#### EXERCISE
Repeat the data verbatim.

[Opening DATASET section]

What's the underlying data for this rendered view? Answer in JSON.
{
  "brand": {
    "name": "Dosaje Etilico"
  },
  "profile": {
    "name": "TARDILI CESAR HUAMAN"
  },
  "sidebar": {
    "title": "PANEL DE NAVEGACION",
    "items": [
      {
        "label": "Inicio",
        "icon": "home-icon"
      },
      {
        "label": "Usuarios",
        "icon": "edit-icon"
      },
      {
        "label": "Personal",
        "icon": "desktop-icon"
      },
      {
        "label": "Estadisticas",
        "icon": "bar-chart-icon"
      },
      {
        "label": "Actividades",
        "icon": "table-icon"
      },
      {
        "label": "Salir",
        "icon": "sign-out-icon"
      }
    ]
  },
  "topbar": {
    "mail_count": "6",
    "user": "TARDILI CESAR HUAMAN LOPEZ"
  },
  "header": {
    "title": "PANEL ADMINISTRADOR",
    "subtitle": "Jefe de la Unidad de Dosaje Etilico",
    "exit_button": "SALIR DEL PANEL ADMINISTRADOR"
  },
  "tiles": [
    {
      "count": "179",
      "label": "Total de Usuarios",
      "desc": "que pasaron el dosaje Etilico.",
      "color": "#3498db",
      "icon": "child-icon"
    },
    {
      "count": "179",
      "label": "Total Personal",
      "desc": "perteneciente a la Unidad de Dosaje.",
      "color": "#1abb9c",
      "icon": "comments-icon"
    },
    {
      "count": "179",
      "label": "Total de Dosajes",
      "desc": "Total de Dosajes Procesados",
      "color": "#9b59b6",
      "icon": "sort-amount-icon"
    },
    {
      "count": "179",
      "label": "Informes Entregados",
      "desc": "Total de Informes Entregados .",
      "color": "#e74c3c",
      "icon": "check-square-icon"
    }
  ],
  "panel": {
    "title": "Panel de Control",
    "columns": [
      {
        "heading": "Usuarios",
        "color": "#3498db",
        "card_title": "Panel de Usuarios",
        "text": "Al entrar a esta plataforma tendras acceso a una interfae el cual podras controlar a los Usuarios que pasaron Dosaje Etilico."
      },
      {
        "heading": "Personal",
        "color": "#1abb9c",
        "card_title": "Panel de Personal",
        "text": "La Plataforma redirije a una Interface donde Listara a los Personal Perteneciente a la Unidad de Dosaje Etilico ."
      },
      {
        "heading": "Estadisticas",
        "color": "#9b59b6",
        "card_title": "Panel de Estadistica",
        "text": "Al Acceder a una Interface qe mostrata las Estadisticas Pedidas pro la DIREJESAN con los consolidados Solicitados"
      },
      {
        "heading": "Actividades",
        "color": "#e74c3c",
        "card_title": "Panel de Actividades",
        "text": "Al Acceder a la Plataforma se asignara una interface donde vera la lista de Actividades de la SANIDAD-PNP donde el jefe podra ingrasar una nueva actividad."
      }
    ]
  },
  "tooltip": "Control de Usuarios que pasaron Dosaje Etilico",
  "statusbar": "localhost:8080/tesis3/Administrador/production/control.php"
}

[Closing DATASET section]

#### TASK RESULT
What's the underlying data for this rendered view? Answer in JSON.
{
  "brand": {
    "name": "Dosaje Etilico"
  },
  "profile": {
    "name": "TARDILI CESAR HUAMAN"
  },
  "sidebar": {
    "title": "PANEL DE NAVEGACION",
    "items": [
      {
        "label": "Inicio",
        "icon": "home-icon"
      },
      {
        "label": "Usuarios",
        "icon": "edit-icon"
      },
      {
        "label": "Personal",
        "icon": "desktop-icon"
      },
      {
        "label": "Estadisticas",
        "icon": "bar-chart-icon"
      },
      {
        "label": "Actividades",
        "icon": "table-icon"
      },
      {
        "label": "Salir",
        "icon": "sign-out-icon"
      }
    ]
  },
  "topbar": {
    "mail_count": "6",
    "user": "TARDILI CESAR HUAMAN LOPEZ"
  },
  "header": {
    "title": "PANEL ADMINISTRADOR",
    "subtitle": "Jefe de la Unidad de Dosaje Etilico",
    "exit_button": "SALIR DEL PANEL ADMINISTRADOR"
  },
  "tiles": [
    {
      "count": "179",
      "label": "Total de Usuarios",
      "desc": "que pasaron el dosaje Etilico.",
      "color": "#3498db",
      "icon": "child-icon"
    },
    {
      "count": "179",
      "label": "Total Personal",
      "desc": "perteneciente a la Unidad de Dosaje.",
      "color": "#1abb9c",
      "icon": "comments-icon"
    },
    {
      "count": "179",
      "label": "Total de Dosajes",
      "desc": "Total de Dosajes Procesados",
      "color": "#9b59b6",
      "icon": "sort-amount-icon"
    },
    {
      "count": "179",
      "label": "Informes Entregados",
      "desc": "Total de Informes Entregados .",
      "color": "#e74c3c",
      "icon": "check-square-icon"
    }
  ],
  "panel": {
    "title": "Panel de Control",
    "columns": [
      {
        "heading": "Usuarios",
        "color": "#3498db",
        "card_title": "Panel de Usuarios",
        "text": "Al entrar a esta plataforma tendras acceso a una interfae el cual podras controlar a los Usuarios que pasaron Dosaje Etilico."
      },
      {
        "heading": "Personal",
        "color": "#1abb9c",
        "card_title": "Panel de Personal",
        "text": "La Plataforma redirije a una Interface donde Listara a los Personal Perteneciente a la Unidad de Dosaje Etilico ."
      },
      {
        "heading": "Estadisticas",
        "color": "#9b59b6",
        "card_title": "Panel de Estadistica",
        "text": "Al Acceder a una Interface qe mostrata las Estadisticas Pedidas pro la DIREJESAN con los consolidados Solicitados"
      },
      {
        "heading": "Actividades",
        "color": "#e74c3c",
        "card_title": "Panel de Actividades",
        "text": "Al Acceder a la Plataforma se asignara una interface donde vera la lista de Actividades de la SANIDAD-PNP donde el jefe podra ingrasar una nueva actividad."
      }
    ]
  },
  "tooltip": "Control de Usuarios que pasaron Dosaje Etilico",
  "statusbar": "localhost:8080/tesis3/Administrador/production/control.php"
}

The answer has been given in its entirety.